> [Problem to solve] Copy the listing exactly. Omit nothing.
************
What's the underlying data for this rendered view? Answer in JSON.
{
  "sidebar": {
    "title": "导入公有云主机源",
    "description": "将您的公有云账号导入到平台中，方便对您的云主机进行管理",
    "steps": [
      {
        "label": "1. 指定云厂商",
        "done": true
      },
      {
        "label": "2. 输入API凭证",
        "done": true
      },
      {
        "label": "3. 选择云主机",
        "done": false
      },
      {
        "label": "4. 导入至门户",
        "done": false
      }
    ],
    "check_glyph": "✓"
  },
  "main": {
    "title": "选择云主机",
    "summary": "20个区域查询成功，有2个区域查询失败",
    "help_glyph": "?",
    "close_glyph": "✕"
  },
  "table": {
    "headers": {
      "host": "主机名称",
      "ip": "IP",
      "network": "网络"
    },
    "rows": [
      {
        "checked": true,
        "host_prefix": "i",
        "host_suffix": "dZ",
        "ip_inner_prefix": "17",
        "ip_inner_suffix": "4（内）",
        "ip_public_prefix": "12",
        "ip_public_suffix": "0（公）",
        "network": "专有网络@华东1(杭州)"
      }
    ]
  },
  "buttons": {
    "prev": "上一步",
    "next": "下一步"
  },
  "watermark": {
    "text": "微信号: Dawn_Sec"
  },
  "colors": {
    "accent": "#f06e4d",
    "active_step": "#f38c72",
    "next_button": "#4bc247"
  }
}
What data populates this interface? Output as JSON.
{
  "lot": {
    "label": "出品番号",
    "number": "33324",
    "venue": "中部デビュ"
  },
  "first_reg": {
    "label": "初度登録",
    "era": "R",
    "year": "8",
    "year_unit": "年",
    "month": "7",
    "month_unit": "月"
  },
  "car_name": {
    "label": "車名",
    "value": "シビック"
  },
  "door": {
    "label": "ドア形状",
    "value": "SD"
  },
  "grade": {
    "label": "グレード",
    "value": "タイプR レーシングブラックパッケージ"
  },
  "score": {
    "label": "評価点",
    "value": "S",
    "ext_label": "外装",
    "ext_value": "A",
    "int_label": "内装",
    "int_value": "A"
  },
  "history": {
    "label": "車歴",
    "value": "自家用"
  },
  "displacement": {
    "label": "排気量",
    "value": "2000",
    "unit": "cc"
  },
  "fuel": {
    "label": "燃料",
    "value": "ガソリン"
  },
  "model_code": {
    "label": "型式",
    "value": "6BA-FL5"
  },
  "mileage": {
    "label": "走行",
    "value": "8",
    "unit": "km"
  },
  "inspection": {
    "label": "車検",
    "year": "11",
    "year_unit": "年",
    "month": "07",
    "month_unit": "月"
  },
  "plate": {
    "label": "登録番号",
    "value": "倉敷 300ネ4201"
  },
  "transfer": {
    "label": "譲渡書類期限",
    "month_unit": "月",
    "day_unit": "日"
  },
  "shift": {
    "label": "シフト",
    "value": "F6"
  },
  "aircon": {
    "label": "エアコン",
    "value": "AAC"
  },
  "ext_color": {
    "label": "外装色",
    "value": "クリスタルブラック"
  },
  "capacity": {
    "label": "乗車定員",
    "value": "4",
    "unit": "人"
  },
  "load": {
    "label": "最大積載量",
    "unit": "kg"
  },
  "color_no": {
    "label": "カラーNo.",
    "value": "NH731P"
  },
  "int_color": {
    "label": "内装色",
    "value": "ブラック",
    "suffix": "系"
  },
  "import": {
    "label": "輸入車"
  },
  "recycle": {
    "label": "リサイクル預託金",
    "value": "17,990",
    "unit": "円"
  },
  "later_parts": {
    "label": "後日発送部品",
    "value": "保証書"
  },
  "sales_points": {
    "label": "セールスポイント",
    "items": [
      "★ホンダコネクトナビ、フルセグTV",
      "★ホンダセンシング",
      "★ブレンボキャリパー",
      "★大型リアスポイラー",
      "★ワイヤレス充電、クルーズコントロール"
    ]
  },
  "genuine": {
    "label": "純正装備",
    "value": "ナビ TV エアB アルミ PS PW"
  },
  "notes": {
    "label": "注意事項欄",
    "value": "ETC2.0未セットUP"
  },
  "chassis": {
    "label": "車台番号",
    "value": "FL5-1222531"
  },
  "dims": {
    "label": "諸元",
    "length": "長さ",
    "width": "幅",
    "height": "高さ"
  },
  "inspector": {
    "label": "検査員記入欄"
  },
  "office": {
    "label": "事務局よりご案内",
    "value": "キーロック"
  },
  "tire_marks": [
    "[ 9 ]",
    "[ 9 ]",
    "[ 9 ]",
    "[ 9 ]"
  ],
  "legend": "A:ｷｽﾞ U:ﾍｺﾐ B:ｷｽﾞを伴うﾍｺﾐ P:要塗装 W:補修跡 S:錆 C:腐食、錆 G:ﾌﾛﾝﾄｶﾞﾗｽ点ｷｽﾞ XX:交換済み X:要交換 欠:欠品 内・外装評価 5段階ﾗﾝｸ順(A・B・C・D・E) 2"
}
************
> [Task solution]
What's the underlying data for this rendered view? Answer in JSON.
{
  "sidebar": {
    "title": "导入公有云主机源",
    "description": "将您的公有云账号导入到平台中，方便对您的云主机进行管理",
    "steps": [
      {
        "label": "1. 指定云厂商",
        "done": true
      },
      {
        "label": "2. 输入API凭证",
        "done": true
      },
      {
        "label": "3. 选择云主机",
        "done": false
      },
      {
        "label": "4. 导入至门户",
        "done": false
      }
    ],
    "check_glyph": "✓"
  },
  "main": {
    "title": "选择云主机",
    "summary": "20个区域查询成功，有2个区域查询失败",
    "help_glyph": "?",
    "close_glyph": "✕"
  },
  "table": {
    "headers": {
      "host": "主机名称",
      "ip": "IP",
      "network": "网络"
    },
    "rows": [
      {
        "checked": true,
        "host_prefix": "i",
        "host_suffix": "dZ",
        "ip_inner_prefix": "17",
        "ip_inner_suffix": "4（内）",
        "ip_public_prefix": "12",
        "ip_public_suffix": "0（公）",
        "network": "专有网络@华东1(杭州)"
      }
    ]
  },
  "buttons": {
    "prev": "上一步",
    "next": "下一步"
  },
  "watermark": {
    "text": "微信号: Dawn_Sec"
  },
  "colors": {
    "accent": "#f06e4d",
    "active_step": "#f38c72",
    "next_button": "#4bc247"
  }
}
What data populates this interface? Output as JSON.
{
  "lot": {
    "label": "出品番号",
    "number": "33324",
    "venue": "中部デビュ"
  },
  "first_reg": {
    "label": "初度登録",
    "era": "R",
    "year": "8",
    "year_unit": "年",
    "month": "7",
    "month_unit": "月"
  },
  "car_name": {
    "label": "車名",
    "value": "シビック"
  },
  "door": {
    "label": "ドア形状",
    "value": "SD"
  },
  "grade": {
    "label": "グレード",
    "value": "タイプR レーシングブラックパッケージ"
  },
  "score": {
    "label": "評価点",
    "value": "S",
    "ext_label": "外装",
    "ext_value": "A",
    "int_label": "内装",
    "int_value": "A"
  },
  "history": {
    "label": "車歴",
    "value": "自家用"
  },
  "displacement": {
    "label": "排気量",
    "value": "2000",
    "unit": "cc"
  },
  "fuel": {
    "label": "燃料",
    "value": "ガソリン"
  },
  "model_code": {
    "label": "型式",
    "value": "6BA-FL5"
  },
  "mileage": {
    "label": "走行",
    "value": "8",
    "unit": "km"
  },
  "inspection": {
    "label": "車検",
    "year": "11",
    "year_unit": "年",
    "month": "07",
    "month_unit": "月"
  },
  "plate": {
    "label": "登録番号",
    "value": "倉敷 300ネ4201"
  },
  "transfer": {
    "label": "譲渡書類期限",
    "month_unit": "月",
    "day_unit": "日"
  },
  "shift": {
    "label": "シフト",
    "value": "F6"
  },
  "aircon": {
    "label": "エアコン",
    "value": "AAC"
  },
  "ext_color": {
    "label": "外装色",
    "value": "クリスタルブラック"
  },
  "capacity": {
    "label": "乗車定員",
    "value": "4",
    "unit": "人"
  },
  "load": {
    "label": "最大積載量",
    "unit": "kg"
  },
  "color_no": {
    "label": "カラーNo.",
    "value": "NH731P"
  },
  "int_color": {
    "label": "内装色",
    "value": "ブラック",
    "suffix": "系"
  },
  "import": {
    "label": "輸入車"
  },
  "recycle": {
    "label": "リサイクル預託金",
    "value": "17,990",
    "unit": "円"
  },
  "later_parts": {
    "label": "後日発送部品",
    "value": "保証書"
  },
  "sales_points": {
    "label": "セールスポイント",
    "items": [
      "★ホンダコネクトナビ、フルセグTV",
      "★ホンダセンシング",
      "★ブレンボキャリパー",
      "★大型リアスポイラー",
      "★ワイヤレス充電、クルーズコントロール"
    ]
  },
  "genuine": {
    "label": "純正装備",
    "value": "ナビ TV エアB アルミ PS PW"
  },
  "notes": {
    "label": "注意事項欄",
    "value": "ETC2.0未セットUP"
  },
  "chassis": {
    "label": "車台番号",
    "value": "FL5-1222531"
  },
  "dims": {
    "label": "諸元",
    "length": "長さ",
    "width": "幅",
    "height": "高さ"
  },
  "inspector": {
    "label": "検査員記入欄"
  },
  "office": {
    "label": "事務局よりご案内",
    "value": "キーロック"
  },
  "tire_marks": [
    "[ 9 ]",
    "[ 9 ]",
    "[ 9 ]",
    "[ 9 ]"
  ],
  "legend": "A:ｷｽﾞ U:ﾍｺﾐ B:ｷｽﾞを伴うﾍｺﾐ P:要塗装 W:補修跡 S:錆 C:腐食、錆 G:ﾌﾛﾝﾄｶﾞﾗｽ点ｷｽﾞ XX:交換済み X:要交換 欠:欠品 内・外装評価 5段階ﾗﾝｸ順(A・B・C・D・E) 2"
}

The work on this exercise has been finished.